Nigeria-based terror group Boko Haram is believed to have released a video purportedly showing hundreds of schoolgirls the group kidnapped in April 2014. The YouTube video was posted on social media by Ahmed Salkida, who had strong ties with Boko Haram's late leader, Mohammed Yusuf .

Around 50 girls appeared in the video wearing headscarves behind a Boko Haram militant who calls for the release of fighters in return for the release of the girls.

The 276 girls were kidnapped as they were attending evening school in Chibok, in the restive Borno state, on 14 April 2014. Some of the girls managed to escape and one was rescued in the Sambisa forest earlier this year, but at least 218 are still missing.

Last April, Boko Haram released a video purportedly showing 15 of the Chibok girls still alive.

Although the Chibok abduction was not the first mass kidnapping carried out by the terrorists, it was the only one that attracted international outrage, led to the creation of the global movement Bring Back Our Girls (BBOG) and shone a spotlight on the deadly insurgency of Boko Haram that had previously been under-reported.

Who are Boko Haram?

Boko Haram, which has rebranded itself Iswap, fights against Western influence in Nigeria and aims to impose its version of Sharia law throughout occupied territories.
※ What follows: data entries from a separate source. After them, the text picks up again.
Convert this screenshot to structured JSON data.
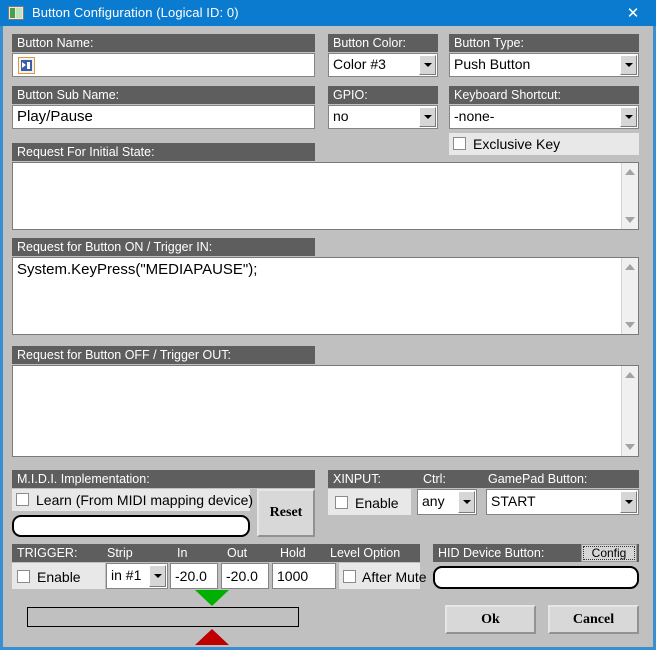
{
  "window": {
    "title": "Button Configuration (Logical ID: 0)",
    "close_label": "✕",
    "icon": "window-icon",
    "titlebar_color": "#0a7bce"
  },
  "button_name": {
    "header": "Button Name:",
    "value": "",
    "icon": "media-play-pause-icon"
  },
  "button_color": {
    "header": "Button Color:",
    "value": "Color #3"
  },
  "button_type": {
    "header": "Button Type:",
    "value": "Push Button"
  },
  "button_sub_name": {
    "header": "Button Sub Name:",
    "value": "Play/Pause"
  },
  "gpio": {
    "header": "GPIO:",
    "value": "no"
  },
  "keyboard_shortcut": {
    "header": "Keyboard Shortcut:",
    "value": "-none-",
    "exclusive_key_label": "Exclusive Key",
    "exclusive_key_checked": false
  },
  "initial_state": {
    "header": "Request For Initial State:",
    "value": ""
  },
  "button_on": {
    "header": "Request for Button ON / Trigger IN:",
    "value": "System.KeyPress(\"MEDIAPAUSE\");"
  },
  "button_off": {
    "header": "Request for Button OFF / Trigger OUT:",
    "value": ""
  },
  "midi": {
    "header": "M.I.D.I. Implementation:",
    "learn_label": "Learn (From MIDI mapping device)",
    "learn_checked": false,
    "mapping_value": "",
    "reset_label": "Reset"
  },
  "xinput": {
    "header": "XINPUT:",
    "ctrl_header": "Ctrl:",
    "gamepad_header": "GamePad Button:",
    "enable_label": "Enable",
    "enable_checked": false,
    "ctrl_value": "any",
    "gamepad_value": "START"
  },
  "trigger": {
    "header": "TRIGGER:",
    "strip_header": "Strip",
    "in_header": "In",
    "out_header": "Out",
    "hold_header": "Hold",
    "level_option_header": "Level Option",
    "enable_label": "Enable",
    "enable_checked": false,
    "strip_value": "in #1",
    "in_value": "-20.0",
    "out_value": "-20.0",
    "hold_value": "1000",
    "after_mute_label": "After Mute",
    "after_mute_checked": false,
    "marker_in_color": "#00b000",
    "marker_out_color": "#c00000"
  },
  "hid": {
    "header": "HID Device Button:",
    "config_label": "Config",
    "value": ""
  },
  "actions": {
    "ok_label": "Ok",
    "cancel_label": "Cancel"
  }
}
The group's name refers to Western education as being a sin.

The group carries out attacks in Nigeria and neighbouring countries in a bid to take control of more territory. Three Nigerian states − Adamawa, Borno and Yobe − have been under a state of emergency since May 2013.

Boko Haram has killed more than 20,000 people since 2009 and was deemed the world's deadliest terror group, surpassing its ally, Islamic State (also known as Isis, Isil and Daesh), in November 2015. Nigeria has become the world's third most terrorised country as a result of the group's violent insurgency.

Read more about Boko Haram.

Bring Back Our Girls
Members of the #BringBackOurGirls (#BBOG) campaign stand behind a banner with Number 218 during a sit-out in Abuja, Nigeria after receiving news that a Nigerian teenager kidnapped by Boko Haram from her school in Chibok more than two years ago has been rescued Afolabi Sotunde/ Reuters